Men Don’t Cry
by Pamela Maringa
If I received a Rand each time I heard the phrase, “Men don’t cry”, I would probably be rich by now.
Crying is something that most of us do to release our feelings and it’s a normal part of our lives. However, if you are a man, there are different standards that are likely to be applied. Society unnecessarily associates a man who cries with being weak, effeminate, or gay. Somehow, a man is seen as less than whole, if any, or too much emotion is displayed.
I come from an environment where men have to pretend to be strong because the society demands it from them. Often, boys are taught never to show weakness, never to show fragility and above all, “never to let them see your tears”. This is because tears are believed to be markers of failure.
Over time, we find that men are not able to share their feelings. They often resort to other ways of dealing with their problems such as drugs, alcohol and the abuse of women. I see this in my township, Daveyton. A young man would lose a parent and everyone would expect him to go on as usual. In black communities, things like depression are seen as a “white man’s disease”. When a man shares a problem with others, you hear response like “uzoba strong”, which means, you will be strong. Your peers will advise you to smoke little bit of weed to deal with it. These young men grow up with anger. Some of them even commit suicide when its gets too much.
In January 2016, there was plenty of commentary about President Obama’s public display of emotion (shedding a tear) while discussing gun violence in the United States (U.S.). The questions that immediately emerged were related to whether it’s appropriate for a country’s leader to display emotion.
These comments inferred that being emotional would somehow diminish the power and respect for the man in this office. An alternative view is that crying represents caring and compassion, along with a display of a lack of ego, strength, confidence, and self-awareness.
Research has shown that crying can be therapeutic for a person and it can it be a way of flushing out negative toxic chemicals out of the body.

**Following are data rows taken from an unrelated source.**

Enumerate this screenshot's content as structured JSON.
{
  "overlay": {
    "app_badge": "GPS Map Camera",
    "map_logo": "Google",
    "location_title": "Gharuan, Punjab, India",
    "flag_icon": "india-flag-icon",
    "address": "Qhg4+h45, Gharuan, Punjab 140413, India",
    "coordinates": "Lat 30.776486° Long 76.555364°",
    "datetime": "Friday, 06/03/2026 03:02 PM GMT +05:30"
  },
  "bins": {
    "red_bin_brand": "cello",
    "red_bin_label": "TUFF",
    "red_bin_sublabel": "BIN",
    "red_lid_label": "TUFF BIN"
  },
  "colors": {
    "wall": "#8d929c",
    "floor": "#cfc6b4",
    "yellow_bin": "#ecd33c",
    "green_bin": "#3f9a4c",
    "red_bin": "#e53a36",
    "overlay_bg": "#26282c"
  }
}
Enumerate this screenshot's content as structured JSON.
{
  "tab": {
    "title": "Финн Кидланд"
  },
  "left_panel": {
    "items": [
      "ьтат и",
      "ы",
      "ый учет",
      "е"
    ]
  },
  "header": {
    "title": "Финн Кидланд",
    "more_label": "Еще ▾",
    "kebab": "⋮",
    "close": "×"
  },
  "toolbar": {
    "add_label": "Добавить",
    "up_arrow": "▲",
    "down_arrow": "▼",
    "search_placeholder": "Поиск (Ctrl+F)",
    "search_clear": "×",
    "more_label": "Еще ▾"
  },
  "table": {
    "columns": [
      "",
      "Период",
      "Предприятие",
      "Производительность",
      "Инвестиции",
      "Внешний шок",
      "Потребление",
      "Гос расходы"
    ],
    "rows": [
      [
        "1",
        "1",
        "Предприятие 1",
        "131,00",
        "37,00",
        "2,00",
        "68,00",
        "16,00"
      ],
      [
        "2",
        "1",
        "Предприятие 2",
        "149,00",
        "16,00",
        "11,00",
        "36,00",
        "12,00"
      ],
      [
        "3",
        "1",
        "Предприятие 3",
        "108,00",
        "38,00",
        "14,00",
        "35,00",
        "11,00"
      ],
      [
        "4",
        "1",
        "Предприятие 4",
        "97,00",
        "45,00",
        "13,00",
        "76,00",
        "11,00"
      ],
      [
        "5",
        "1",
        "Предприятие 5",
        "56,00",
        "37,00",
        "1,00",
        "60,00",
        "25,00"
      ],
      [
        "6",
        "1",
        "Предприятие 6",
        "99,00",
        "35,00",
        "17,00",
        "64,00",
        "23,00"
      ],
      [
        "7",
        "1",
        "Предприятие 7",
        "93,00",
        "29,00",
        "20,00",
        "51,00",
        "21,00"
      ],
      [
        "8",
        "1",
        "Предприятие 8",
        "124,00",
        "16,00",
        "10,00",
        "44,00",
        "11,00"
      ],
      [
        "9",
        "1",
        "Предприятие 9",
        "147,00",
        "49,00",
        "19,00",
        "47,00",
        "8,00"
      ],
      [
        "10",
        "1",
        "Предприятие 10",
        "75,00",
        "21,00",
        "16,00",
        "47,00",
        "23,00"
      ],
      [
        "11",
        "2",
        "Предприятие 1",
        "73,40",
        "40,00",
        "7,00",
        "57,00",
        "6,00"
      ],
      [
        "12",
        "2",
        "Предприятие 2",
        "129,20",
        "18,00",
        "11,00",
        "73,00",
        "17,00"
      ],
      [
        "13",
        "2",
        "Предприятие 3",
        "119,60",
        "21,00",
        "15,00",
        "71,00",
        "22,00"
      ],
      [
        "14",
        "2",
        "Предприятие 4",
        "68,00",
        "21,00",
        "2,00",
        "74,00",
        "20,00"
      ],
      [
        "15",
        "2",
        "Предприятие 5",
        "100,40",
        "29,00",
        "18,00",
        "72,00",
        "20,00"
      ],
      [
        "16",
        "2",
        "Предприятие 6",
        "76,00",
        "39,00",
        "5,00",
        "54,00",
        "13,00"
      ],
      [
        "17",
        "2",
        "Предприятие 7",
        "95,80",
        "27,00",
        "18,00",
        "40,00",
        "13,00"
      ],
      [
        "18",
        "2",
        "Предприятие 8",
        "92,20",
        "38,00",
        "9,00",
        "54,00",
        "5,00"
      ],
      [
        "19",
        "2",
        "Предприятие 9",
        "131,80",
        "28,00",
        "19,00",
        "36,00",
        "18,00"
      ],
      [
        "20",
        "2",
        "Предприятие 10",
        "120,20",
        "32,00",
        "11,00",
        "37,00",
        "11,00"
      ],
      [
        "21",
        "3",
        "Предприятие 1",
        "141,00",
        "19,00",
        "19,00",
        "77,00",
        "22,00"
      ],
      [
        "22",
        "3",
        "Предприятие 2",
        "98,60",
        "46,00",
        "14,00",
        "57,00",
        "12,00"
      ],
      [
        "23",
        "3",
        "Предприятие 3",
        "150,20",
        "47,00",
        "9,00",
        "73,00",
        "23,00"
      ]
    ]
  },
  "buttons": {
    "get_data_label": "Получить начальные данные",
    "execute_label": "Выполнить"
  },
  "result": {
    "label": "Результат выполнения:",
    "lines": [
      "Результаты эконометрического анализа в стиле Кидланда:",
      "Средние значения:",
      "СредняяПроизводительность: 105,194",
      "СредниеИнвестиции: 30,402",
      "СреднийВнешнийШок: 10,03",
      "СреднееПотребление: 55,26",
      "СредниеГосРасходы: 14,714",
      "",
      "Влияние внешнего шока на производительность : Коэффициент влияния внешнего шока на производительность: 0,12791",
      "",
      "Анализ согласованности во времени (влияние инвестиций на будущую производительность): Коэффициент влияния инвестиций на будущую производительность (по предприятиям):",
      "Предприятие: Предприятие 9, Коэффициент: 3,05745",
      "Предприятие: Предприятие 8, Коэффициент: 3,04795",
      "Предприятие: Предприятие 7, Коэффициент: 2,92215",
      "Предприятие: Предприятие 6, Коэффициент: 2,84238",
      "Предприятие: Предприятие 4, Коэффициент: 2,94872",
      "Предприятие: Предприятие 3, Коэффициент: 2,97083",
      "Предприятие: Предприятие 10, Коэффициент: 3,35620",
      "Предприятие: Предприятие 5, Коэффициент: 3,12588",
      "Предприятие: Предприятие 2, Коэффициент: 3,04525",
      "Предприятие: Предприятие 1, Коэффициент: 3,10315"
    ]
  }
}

In the Bible we read about strong, great men such as Joseph, Jacob, Job, David and even Jesus, who all shed tears. Each of these men were leaders. Crying didn’t degrade who they were, but instead it made them better. The book of Ecclesiastes 3:4 says “There’s a time to weep and a time to laugh, a time to mourn and a time to dance”. Just as much as we have time to laugh out loud, there is also time to cry out loud. There’s a season for everything. Sometimes crying is the only available emotional response to a situation. Resisting the urge to cry may lead to mental health issues.
Surely we have a wider responsibility as a society to examine how we implant and enforce the damagingly rigid, insular stoicism that underpins our understanding of what it means to be a man. If more men would cry out for help and show their emotions, I believe we wouldn’t have some of the social problems we have today. We wouldn’t have some of the crimes taking place in our societies. Men would be able to communicate and seek help to deal with their problems instead of resorting to substance abuse.
Parents can’t continue to turn their sons into hard stones. The world needs more caring and warm hearted men. A boy should know that crying is a normal part of life. Raise your children in a way that they will be a representation of you, not of the world.